Work request | For each line in the records that contains "JSON", make a copy.

Extracted material |
__________________________________________________
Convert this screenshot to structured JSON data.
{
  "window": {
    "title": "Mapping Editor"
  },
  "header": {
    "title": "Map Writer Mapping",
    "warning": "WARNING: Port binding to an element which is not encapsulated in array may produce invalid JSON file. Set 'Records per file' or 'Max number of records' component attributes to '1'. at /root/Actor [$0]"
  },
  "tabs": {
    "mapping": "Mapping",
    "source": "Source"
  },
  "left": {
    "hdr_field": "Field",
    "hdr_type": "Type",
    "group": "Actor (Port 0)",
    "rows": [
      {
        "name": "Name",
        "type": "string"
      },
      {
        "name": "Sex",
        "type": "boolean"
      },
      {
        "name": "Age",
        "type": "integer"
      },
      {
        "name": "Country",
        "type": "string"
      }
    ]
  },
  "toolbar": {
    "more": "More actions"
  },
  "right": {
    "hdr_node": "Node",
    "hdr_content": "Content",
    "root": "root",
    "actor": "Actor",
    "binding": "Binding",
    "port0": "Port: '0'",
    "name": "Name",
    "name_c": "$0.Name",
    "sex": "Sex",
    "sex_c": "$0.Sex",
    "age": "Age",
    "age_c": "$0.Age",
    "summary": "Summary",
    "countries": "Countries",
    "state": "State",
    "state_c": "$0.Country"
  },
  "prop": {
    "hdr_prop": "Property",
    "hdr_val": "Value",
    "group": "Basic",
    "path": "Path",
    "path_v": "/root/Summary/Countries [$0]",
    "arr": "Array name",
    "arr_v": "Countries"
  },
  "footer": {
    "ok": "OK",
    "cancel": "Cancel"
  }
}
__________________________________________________
Solved problem |
Convert this screenshot to structured JSON data.
    "warning": "WARNING: Port binding to an element which is not encapsulated in array may produce invalid JSON file. Set 'Records per file' or 'Max number of records' component attributes to '1'. at /root/Actor [$0]"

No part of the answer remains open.